13 Centre for Cardiovascular Genetics, British Heart Foundation Laboratories, The Rayne Building, Royal Free and University College London Medical School, London WC1E 6JJ, UK

Corresponding author: Prof S E Humphries. Email: rmhaseh{at}

Background: Family tracing is a method recognized to find new patients withfamilial hypercholesterolaemia (FH). We have implemented familytracing led by FH Nurses and have determined acceptability topatients, feasibility and costs.

Methods: Nurses were located at five National Health Service (NHS) Trusts;they identified FH patients and offered them family tracing.Responses and test results were recorded on a database and summarizedon a family pedigree.

Results: The majority (70%) of index cases participated; the proportion was lower when patients had been discharged from the clinics and in metropolitan areas. On average, 34% (range 13–50%) of relatives lived outside the catchment area of the clinics and could not attend the nurse-led FH clinics. Of the previously untested relatives, 76% who lived in the catchment area of the clinic came forward to be tested. One-third of the relatives who came forward for testing were children 16 y of age.
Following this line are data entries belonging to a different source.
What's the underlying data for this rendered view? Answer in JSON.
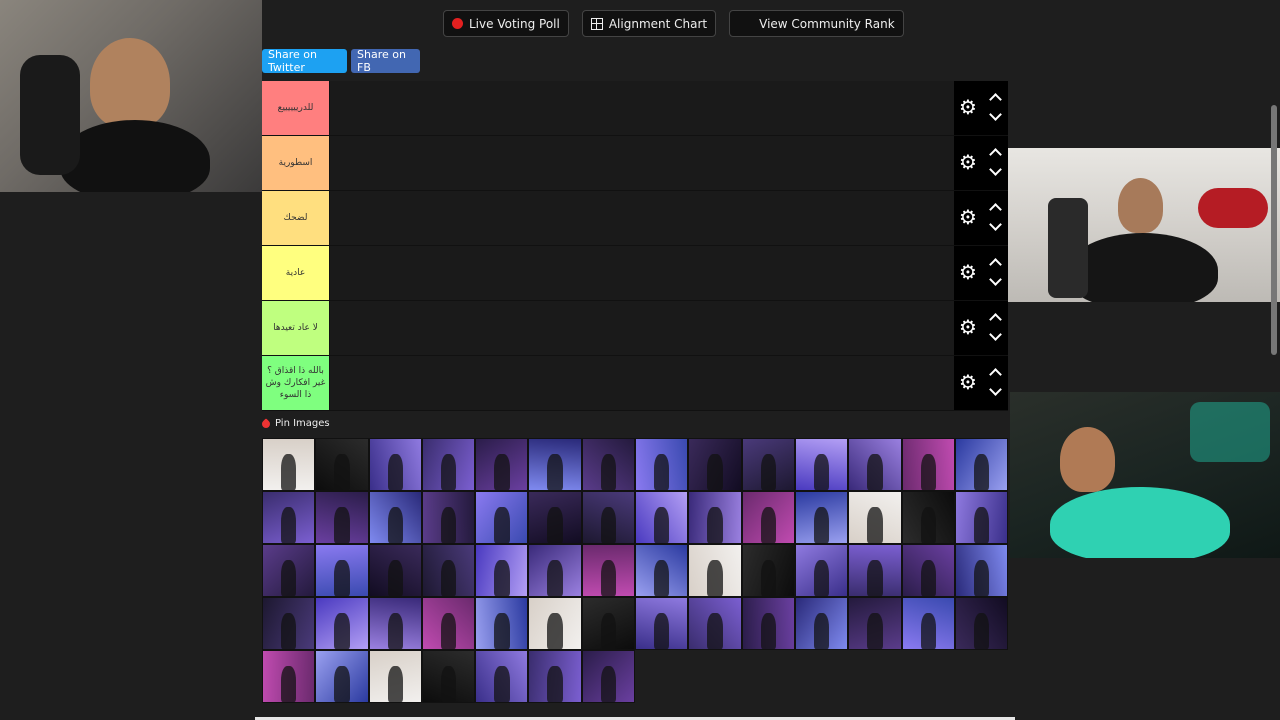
{
  "toolbar": {
    "live_poll": "Live Voting Poll",
    "alignment": "Alignment Chart",
    "community": "View Community Rank"
  },
  "share": {
    "twitter": "Share on Twitter",
    "facebook": "Share on FB"
  },
  "tiers": [
    {
      "label": "للدرييييييع",
      "color": "#ff7f7f"
    },
    {
      "label": "اسطورية",
      "color": "#ffbf7f"
    },
    {
      "label": "لضحك",
      "color": "#ffdf7f"
    },
    {
      "label": "عادية",
      "color": "#ffff7f"
    },
    {
      "label": "لا عاد تعيدها",
      "color": "#bfff7f"
    },
    {
      "label": "بالله ذا اقذاق ؟ غير افكارك وش ذا السوء",
      "color": "#7fff7f"
    }
  ],
  "pool": {
    "title": "Pin Images"
  },
  "colors": {
    "twitter": "#1da1f2",
    "facebook": "#4267b2",
    "poll_dot": "#e32020"
  }
}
Theproportion of relatives diagnosed as likely to have FH was lowerthan would be predicted (30% vs. 50%). This was mainly due tothe uncertainty of a diagnosis based on lipid measurements.The average cost to identify and test one relative was approximately£500 but was higher in the metropolitan areas.

Conclusion: Cascade testing for FH in the UK is feasible, acceptable andlikely to be cost-effective if it is a routine aspect of clinicalcare. However, national implementation would require an integratedinfrastructure, so that all individuals have access to testing,and specialist services for the management of young people.

CiteULike    Complore    Connotea    Digg    Reddit    Technorati    What’s this?